Conceptions of identities are complex. We have a number of identities that manifest themselves in different environments or as composite forms of background experience. So, do neurodiverse conditions like autism, dyslexia, dyspraxia, and bipolar really comprise a part of a person’s identity?
So you’re doing a story about Neurodiversity, or you want to know more about the Neurodiversity Movement. We’re here to help. First, It’s useful to know what the terms “neurodiversity” and “neurodiversity movement” mean.

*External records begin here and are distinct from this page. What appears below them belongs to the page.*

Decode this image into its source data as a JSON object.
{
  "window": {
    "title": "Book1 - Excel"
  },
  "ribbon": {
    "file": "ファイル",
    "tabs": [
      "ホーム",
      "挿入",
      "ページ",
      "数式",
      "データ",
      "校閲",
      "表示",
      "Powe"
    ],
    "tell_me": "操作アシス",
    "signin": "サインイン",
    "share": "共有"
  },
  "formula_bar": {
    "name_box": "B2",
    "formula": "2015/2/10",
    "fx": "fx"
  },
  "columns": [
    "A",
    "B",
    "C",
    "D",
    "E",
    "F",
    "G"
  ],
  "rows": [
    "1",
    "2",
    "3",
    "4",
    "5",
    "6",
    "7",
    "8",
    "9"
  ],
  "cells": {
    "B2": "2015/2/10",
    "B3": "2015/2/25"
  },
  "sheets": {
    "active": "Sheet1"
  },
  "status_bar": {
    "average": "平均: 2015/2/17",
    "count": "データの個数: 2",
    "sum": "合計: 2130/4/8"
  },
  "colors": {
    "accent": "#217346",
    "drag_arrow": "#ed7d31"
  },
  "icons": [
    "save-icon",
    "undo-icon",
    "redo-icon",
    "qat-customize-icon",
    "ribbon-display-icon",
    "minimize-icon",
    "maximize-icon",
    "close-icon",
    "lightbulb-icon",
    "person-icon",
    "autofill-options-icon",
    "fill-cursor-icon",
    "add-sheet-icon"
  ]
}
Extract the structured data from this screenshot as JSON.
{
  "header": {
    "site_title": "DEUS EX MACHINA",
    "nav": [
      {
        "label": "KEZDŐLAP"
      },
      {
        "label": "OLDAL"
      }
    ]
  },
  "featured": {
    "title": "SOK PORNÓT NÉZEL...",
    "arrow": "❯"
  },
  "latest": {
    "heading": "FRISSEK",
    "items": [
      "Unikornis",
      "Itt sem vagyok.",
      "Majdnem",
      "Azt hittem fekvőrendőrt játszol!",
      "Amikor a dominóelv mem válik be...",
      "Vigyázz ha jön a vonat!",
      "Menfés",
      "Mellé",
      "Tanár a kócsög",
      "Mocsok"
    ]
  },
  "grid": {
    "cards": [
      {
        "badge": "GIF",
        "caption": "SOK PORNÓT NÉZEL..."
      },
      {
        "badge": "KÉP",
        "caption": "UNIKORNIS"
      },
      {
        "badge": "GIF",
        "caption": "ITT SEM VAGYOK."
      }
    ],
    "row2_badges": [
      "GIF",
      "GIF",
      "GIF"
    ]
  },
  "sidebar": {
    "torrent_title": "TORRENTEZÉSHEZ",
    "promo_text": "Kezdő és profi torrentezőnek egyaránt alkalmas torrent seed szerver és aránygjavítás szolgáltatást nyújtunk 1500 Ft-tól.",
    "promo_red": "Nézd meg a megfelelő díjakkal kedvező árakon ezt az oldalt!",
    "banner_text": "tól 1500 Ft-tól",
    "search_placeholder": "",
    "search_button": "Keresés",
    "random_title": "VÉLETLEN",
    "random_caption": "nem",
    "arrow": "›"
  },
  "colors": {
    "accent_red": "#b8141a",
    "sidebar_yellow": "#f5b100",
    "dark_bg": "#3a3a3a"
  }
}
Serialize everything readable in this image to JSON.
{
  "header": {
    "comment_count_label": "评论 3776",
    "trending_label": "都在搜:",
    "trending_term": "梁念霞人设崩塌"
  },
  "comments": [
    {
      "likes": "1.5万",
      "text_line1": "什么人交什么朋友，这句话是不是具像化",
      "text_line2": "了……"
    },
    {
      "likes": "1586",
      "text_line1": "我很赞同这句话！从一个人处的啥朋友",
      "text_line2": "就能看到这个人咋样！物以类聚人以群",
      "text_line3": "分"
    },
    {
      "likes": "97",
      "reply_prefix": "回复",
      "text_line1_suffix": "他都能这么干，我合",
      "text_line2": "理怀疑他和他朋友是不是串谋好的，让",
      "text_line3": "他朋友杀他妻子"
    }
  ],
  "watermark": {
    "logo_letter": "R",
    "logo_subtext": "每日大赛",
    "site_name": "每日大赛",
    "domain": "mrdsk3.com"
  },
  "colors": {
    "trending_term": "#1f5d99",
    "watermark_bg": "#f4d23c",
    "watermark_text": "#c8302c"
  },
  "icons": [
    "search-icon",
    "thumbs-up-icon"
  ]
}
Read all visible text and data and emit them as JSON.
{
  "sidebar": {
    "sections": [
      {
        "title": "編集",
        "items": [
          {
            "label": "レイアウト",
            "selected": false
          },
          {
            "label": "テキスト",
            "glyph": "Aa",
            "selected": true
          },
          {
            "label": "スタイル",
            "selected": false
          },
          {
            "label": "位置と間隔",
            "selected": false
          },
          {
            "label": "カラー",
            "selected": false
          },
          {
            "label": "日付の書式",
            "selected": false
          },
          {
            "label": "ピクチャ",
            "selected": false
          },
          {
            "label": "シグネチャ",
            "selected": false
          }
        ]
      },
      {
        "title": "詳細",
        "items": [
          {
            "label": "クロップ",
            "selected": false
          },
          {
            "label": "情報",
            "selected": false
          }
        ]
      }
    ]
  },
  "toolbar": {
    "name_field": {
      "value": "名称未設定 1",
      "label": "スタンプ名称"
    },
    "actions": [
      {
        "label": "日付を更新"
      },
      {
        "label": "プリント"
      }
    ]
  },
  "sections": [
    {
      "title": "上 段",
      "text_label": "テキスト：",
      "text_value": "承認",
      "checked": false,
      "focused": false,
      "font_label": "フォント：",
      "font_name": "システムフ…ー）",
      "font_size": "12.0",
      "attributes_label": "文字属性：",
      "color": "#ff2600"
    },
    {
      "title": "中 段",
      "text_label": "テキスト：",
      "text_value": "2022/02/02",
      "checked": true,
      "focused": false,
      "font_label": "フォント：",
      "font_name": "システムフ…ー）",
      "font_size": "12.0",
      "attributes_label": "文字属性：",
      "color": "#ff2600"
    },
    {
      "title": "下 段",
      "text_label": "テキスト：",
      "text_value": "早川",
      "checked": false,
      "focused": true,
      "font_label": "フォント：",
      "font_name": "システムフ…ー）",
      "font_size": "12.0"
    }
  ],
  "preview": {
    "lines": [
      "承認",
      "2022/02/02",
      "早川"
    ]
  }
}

There are various developmental theories that go into the tool kit that parents and educators utilize to help mold caring and ethically intact people, including those of Swiss psychologist Jean Piaget and American psychologist Lawrence Kohlberg.